• **WHAT TO WORK ON**
Scan the entries below for the word "Export" and copy every line in which it occurs.

• **Records contained in a dataset**
# # # #

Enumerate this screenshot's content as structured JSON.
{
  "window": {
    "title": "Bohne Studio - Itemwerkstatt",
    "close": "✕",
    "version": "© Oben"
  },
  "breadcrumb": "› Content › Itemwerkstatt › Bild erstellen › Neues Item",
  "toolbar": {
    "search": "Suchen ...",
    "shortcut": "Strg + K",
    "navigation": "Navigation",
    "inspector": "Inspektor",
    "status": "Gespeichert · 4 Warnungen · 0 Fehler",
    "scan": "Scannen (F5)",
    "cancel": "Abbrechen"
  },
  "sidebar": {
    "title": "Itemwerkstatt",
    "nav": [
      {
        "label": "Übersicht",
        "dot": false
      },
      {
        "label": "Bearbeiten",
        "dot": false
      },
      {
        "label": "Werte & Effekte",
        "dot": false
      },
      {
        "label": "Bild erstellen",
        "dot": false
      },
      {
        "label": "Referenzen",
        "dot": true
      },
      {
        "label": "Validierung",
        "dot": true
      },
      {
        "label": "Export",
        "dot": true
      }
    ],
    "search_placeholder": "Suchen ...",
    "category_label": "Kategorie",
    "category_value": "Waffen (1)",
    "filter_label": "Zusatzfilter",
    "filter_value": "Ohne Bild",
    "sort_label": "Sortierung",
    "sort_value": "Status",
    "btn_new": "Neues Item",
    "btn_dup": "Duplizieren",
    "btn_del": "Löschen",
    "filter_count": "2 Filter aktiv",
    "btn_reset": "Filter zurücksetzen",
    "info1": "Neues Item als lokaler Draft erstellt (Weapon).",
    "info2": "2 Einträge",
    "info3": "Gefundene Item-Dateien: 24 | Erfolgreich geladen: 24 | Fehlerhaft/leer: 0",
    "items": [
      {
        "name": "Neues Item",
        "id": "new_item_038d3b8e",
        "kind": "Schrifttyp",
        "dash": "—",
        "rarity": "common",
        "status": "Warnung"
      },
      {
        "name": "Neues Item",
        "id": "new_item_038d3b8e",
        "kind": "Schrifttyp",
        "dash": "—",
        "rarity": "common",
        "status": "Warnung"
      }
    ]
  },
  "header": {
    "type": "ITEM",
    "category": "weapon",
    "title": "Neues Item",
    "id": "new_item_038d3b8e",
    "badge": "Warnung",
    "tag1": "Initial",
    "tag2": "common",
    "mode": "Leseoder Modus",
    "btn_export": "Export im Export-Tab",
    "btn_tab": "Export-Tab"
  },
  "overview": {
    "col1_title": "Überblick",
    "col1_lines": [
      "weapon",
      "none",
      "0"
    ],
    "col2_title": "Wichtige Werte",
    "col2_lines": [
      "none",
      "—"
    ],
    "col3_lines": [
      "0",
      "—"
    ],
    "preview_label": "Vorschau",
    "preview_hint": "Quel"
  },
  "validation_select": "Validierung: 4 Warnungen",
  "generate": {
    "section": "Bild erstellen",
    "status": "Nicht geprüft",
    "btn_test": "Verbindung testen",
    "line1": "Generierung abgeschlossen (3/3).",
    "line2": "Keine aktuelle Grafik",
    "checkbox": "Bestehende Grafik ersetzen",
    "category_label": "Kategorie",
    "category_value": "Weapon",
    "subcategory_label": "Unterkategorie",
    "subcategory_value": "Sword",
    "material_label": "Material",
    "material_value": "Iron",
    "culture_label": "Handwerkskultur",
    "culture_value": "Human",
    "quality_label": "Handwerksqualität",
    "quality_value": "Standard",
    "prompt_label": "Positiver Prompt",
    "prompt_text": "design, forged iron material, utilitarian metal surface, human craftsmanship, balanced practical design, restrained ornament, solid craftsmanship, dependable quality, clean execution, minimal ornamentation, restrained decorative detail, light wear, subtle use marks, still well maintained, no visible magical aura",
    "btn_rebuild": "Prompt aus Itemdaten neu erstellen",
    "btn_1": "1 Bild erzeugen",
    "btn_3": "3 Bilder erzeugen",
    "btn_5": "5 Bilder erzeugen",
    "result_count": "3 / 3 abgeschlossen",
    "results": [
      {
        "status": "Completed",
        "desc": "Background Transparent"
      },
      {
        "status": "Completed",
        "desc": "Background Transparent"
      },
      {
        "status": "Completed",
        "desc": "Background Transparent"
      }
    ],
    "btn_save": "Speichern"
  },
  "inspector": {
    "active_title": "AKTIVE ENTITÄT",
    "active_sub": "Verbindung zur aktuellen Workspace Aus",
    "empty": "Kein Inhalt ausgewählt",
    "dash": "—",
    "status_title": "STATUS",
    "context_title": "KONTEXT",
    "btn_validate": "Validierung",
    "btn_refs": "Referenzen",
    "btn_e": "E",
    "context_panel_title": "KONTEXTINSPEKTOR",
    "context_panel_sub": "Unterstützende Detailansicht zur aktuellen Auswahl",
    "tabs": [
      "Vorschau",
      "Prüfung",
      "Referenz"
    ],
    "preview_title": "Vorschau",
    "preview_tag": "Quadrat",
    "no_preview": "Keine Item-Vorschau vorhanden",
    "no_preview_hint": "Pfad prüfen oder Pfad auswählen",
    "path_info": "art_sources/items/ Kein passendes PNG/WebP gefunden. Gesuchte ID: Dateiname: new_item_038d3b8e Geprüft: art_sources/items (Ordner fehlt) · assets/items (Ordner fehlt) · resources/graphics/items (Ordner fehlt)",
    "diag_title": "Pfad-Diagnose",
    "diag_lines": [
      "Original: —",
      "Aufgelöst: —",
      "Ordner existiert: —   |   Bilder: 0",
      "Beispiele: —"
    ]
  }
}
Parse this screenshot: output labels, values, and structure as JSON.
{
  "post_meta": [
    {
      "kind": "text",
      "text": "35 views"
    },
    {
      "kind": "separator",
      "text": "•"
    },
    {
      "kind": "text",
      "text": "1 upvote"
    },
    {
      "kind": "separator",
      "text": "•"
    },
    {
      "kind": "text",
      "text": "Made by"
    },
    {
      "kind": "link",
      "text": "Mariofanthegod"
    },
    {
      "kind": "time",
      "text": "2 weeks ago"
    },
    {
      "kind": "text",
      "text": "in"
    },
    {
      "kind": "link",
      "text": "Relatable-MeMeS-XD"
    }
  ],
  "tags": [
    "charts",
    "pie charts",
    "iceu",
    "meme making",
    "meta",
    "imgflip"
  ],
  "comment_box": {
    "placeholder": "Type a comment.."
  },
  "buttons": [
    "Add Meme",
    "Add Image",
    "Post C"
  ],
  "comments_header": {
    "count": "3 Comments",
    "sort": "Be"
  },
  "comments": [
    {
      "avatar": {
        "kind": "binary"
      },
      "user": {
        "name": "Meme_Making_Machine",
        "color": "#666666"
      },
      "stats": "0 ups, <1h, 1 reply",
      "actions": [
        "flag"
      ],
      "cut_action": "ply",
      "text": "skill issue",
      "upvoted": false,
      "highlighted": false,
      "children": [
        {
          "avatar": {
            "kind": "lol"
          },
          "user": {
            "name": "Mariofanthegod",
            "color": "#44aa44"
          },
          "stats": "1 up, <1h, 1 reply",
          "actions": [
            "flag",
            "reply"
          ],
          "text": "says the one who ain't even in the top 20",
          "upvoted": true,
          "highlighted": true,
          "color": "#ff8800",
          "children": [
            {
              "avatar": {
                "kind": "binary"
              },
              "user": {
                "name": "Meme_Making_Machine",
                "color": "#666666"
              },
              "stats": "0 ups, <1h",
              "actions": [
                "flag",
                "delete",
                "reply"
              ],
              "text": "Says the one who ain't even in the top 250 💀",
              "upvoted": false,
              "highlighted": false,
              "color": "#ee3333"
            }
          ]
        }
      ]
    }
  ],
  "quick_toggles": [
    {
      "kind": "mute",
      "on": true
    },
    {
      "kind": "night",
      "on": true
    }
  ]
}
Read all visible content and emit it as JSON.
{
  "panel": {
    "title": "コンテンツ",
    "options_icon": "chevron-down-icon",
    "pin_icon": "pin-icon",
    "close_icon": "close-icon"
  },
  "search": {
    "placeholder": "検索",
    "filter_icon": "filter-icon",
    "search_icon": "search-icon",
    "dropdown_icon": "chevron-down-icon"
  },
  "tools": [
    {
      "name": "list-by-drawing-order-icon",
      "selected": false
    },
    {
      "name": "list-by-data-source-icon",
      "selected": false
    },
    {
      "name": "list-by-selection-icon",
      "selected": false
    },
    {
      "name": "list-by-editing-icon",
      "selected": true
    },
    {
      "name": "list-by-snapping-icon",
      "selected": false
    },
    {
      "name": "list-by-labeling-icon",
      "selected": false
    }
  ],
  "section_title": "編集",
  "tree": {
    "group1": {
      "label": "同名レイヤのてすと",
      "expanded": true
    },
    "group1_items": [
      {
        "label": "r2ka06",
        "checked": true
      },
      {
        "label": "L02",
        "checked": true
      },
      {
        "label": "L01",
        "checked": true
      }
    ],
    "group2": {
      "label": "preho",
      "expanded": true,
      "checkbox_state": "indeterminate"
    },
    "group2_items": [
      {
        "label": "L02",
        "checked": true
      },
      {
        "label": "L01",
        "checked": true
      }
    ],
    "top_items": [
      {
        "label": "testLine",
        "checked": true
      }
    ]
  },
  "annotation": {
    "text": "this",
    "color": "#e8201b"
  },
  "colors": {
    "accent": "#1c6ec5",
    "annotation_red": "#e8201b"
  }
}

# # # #

• **SOLUTION FOR THIS PROBLEM**
        "label": "Export",
    "btn_export": "Export im Export-Tab",
    "btn_tab": "Export-Tab"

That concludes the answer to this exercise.